THE Department of Edu
cation and Science has ordered an inquiry into independent schools. It will be conducted by Mrs. Shirley Williams, Minister of State at the Department, who will examine the adequacy of existing laws "relating to proper standards of education and welfare in independent schools."
Why don't children complain to their parents if they are miserable or know they are being ill-treated at school? I believe the answer lies in the ridiculous English idea that one does not tell tales.
Young children too often feel that authority, in whatever form, is so all-powerful that complaints won't be believed anyway. But the core of the problem is that children do not, as a rule, tell their parents when they are unhappy.
The reason for this eludes me completely, but I never told either. At my firit school there was a matron who used to cut the little ones' finger-nails every week. She used to cut mine so low that the fingers bled, but I never told my mother, and to this day I don't know why not. Instead I nursed a consuming hatred for that woman which has hardly abated through the years.
Let us hope that this inquiry will also look into the question of mental cruelty, a much more insidious and longerlasting form of cruelty.
THERE is something
superbly ironic in the picture of Svetlana Alliluyeva taking refuge in a convent. According to the CATHOLIC HERALD she stayed with two communities of nuns during her stay in Switzerland.
Thinking about it, a convent
is the obvious place. The nuns, when asked to pay no special attention to their guest, would comply exactly. Newspapermen, however ingenious, would find it considerably harder to get into a convent than a fortress. But despite the obvious good sense of such a refuge the irony of the situation reaches almost sledgehammer proportions.
It is barely conceivable that this woman taking sanctuary in a nunnery should be the daughter of a monstrous man who was paranoic in his hatred of religion. And from what was she taking refuge? Not from death or religious persecution, not from a life sentence in the saltmines but from something as relatively harmless as Western curiosity.
The cliché that truth is stranger than fiction has been only too well vindicated. Stalin, if tie were not rigidly embalmed, would no doubt turn in his grave at this, the crowning insult. Some would call it poetic justice or even Providence working in strange ways. Perhaps the most apt summing up is Hamlet's words to Horatio: "There are more things in heaven and earth . . . than are dreamt of in your philosophy." 'THE same quotation, car'''. ried even further in its implications, could be applied to the amazingly . dishonourable behaviour of a housing department in Great Yarmouth. A young family who had been lent a house for last winter at a nominal rent were advised by a housing official that if they kept their word to their benefactor to leave the house, they would be listed as having left the house voluntarily and would not be eligible for council rehousing.

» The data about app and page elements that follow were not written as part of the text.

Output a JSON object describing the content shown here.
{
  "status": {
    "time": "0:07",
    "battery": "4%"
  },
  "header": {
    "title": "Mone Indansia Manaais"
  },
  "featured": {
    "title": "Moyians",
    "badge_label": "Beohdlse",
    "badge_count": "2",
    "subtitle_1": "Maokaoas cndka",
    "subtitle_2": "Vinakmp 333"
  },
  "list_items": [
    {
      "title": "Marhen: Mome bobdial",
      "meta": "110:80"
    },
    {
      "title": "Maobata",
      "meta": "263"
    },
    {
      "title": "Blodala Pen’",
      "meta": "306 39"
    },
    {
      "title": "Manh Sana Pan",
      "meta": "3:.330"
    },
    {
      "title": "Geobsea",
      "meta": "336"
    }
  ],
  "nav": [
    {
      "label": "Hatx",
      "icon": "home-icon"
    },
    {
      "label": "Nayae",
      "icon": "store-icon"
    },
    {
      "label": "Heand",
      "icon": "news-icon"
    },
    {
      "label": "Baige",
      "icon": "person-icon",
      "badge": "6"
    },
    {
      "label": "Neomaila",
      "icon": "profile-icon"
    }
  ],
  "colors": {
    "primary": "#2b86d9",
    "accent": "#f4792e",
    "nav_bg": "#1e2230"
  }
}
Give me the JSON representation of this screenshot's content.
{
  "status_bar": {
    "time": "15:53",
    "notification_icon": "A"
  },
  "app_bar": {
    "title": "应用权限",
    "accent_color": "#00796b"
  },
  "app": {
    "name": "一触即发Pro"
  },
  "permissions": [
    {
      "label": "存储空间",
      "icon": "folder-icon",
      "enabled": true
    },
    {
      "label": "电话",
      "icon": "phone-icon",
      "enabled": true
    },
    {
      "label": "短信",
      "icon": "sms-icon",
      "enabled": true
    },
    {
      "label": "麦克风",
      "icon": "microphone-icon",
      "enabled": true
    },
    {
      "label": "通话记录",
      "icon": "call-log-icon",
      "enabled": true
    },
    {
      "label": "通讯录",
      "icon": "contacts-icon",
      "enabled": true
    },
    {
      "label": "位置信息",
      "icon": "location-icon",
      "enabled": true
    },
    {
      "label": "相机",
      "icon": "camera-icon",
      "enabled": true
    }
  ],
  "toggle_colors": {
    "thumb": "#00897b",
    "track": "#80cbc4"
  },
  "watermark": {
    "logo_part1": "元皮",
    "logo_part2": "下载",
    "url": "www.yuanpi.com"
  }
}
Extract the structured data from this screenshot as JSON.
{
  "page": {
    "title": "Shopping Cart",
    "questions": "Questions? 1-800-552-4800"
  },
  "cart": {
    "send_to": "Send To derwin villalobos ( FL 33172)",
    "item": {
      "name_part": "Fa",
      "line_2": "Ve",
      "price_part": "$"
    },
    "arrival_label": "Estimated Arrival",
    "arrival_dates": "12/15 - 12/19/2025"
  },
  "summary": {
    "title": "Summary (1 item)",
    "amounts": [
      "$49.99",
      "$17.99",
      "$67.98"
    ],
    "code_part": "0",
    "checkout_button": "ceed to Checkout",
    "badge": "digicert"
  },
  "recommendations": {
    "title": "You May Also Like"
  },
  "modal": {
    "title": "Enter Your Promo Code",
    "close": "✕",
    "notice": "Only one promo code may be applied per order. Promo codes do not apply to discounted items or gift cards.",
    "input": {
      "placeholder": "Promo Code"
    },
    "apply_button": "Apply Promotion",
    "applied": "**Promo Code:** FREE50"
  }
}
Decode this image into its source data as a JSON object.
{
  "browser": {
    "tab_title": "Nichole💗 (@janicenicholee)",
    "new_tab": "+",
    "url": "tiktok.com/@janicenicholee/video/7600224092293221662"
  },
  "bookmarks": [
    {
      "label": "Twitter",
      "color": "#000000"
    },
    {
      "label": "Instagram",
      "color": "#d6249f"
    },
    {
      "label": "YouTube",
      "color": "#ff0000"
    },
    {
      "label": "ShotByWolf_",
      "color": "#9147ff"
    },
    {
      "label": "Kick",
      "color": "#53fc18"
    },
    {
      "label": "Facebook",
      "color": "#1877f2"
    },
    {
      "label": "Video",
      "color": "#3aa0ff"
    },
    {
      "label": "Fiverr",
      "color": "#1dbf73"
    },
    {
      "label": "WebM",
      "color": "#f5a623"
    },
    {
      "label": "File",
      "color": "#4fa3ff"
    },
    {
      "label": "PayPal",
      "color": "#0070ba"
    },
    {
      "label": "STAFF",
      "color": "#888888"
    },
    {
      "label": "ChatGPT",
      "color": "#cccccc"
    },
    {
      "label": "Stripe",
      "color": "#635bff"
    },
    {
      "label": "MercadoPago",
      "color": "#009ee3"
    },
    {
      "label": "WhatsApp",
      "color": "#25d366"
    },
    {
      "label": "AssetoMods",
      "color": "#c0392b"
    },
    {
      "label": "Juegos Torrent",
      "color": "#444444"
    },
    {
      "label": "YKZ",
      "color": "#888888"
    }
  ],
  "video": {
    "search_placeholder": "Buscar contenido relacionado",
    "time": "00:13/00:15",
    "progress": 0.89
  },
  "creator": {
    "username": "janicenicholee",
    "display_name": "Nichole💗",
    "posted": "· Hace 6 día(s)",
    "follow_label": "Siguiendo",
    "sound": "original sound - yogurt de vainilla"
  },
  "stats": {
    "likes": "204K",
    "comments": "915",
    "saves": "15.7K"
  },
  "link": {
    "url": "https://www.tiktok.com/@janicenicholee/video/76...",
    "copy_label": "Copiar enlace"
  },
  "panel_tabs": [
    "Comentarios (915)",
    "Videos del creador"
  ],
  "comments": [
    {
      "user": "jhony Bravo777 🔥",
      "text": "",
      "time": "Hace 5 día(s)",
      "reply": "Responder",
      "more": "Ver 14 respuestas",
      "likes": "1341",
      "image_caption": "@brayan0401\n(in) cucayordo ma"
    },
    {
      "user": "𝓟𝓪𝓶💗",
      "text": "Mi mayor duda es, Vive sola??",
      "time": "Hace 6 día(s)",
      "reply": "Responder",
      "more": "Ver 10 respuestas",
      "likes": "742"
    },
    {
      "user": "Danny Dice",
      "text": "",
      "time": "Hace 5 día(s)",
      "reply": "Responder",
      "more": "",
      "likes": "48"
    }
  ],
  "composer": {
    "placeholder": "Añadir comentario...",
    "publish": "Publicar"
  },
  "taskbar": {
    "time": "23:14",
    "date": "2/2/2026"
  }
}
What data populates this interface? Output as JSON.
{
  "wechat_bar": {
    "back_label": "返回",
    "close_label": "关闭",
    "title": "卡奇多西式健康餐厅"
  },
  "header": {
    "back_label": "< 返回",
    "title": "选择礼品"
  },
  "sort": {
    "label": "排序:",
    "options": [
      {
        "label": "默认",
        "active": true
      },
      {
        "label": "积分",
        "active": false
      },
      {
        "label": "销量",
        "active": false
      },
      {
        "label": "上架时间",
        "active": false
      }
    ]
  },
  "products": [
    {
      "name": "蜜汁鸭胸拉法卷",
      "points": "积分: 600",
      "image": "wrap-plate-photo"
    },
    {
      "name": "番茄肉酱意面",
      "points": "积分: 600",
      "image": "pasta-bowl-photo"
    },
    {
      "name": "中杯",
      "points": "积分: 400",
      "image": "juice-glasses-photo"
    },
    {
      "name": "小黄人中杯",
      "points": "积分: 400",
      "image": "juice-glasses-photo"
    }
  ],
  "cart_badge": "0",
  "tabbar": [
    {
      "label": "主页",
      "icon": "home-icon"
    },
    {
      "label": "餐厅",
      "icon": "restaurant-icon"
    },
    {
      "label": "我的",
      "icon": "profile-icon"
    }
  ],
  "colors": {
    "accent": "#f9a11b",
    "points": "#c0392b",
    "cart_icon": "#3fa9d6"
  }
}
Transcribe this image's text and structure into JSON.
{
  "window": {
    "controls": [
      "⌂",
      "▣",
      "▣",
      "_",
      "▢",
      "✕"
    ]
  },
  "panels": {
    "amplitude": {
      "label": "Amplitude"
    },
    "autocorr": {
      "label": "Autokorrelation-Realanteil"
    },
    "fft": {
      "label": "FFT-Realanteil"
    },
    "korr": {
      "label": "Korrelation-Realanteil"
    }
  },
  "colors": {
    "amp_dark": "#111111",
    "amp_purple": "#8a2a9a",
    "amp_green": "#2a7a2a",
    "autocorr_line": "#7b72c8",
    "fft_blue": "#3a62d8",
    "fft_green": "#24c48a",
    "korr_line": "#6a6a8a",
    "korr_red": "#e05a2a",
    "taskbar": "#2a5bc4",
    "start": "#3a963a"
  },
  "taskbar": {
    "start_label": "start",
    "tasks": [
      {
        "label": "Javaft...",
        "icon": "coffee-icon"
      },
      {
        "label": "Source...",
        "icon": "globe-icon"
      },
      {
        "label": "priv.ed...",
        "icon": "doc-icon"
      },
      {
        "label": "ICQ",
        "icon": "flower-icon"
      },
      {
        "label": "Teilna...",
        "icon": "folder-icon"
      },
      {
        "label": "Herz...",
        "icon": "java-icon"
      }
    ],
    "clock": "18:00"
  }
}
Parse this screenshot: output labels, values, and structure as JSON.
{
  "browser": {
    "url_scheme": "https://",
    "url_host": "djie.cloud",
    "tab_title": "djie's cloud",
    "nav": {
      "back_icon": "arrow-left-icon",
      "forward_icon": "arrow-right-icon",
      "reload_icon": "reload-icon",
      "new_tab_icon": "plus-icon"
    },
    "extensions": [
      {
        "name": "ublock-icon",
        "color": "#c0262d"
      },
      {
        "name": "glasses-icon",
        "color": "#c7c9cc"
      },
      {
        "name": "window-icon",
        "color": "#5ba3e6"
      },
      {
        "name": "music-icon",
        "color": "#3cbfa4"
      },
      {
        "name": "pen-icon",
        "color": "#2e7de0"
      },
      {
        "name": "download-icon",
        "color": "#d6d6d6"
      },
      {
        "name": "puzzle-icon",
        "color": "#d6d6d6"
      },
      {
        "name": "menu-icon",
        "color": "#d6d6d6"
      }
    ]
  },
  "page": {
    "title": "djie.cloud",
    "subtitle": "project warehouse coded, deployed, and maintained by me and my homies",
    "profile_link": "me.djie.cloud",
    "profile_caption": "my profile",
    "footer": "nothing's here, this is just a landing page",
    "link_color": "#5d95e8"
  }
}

The official recommended that the family should stay in the house, "no matter what agreement they signed with the landlady." because a Court Order would be necessary before she could evict them. Carrying her kindness to its logical conclusion the landlady must obviously obtain a Court Order and evict them. But should anyone have to be that cruel to be kind?
It is no credit to officialdom that the family decided to honour their agreement. But it is a crying shame that they should suffer by keeping their word. "Virtue is its own reward" runs the saying. I now understand exactly what that means.